**Your task**. Where the word "screenshot" appears in a line below, copy the whole line.

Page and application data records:
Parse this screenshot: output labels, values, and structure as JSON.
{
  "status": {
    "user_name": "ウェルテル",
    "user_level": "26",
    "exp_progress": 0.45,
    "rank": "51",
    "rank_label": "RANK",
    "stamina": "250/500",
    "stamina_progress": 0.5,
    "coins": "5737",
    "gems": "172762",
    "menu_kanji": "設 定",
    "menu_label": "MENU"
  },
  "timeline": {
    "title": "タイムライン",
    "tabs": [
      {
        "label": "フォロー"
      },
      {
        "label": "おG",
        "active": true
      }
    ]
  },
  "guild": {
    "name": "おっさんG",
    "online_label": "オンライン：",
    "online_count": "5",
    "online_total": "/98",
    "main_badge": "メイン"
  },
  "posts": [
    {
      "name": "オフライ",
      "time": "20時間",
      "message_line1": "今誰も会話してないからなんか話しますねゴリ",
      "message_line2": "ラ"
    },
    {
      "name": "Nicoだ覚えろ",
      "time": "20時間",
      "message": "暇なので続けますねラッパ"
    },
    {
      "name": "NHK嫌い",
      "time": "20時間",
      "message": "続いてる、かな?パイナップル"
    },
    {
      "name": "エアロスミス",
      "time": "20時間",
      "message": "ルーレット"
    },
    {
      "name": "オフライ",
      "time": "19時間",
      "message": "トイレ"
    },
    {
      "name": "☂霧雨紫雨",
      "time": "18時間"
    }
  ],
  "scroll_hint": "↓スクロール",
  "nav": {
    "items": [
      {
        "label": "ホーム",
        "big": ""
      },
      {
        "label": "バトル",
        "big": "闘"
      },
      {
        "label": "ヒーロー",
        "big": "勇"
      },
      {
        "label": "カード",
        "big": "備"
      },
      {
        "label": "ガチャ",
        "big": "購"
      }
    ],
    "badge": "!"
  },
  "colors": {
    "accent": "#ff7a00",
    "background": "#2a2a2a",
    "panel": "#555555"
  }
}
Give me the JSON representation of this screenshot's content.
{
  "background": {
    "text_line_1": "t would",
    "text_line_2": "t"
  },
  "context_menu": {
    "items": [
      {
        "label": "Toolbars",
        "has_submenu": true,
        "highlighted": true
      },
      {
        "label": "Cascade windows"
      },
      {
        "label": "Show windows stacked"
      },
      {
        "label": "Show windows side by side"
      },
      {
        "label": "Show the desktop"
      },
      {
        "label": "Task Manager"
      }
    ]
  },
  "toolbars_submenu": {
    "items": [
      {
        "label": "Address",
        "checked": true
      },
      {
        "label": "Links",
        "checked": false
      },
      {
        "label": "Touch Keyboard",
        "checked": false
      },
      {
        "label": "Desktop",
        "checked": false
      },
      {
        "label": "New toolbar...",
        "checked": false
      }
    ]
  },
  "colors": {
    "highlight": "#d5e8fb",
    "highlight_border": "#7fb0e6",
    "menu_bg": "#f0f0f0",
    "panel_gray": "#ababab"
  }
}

**Exercise result**.
Parse this screenshot: output labels, values, and structure as JSON.
Give me the JSON representation of this screenshot's content.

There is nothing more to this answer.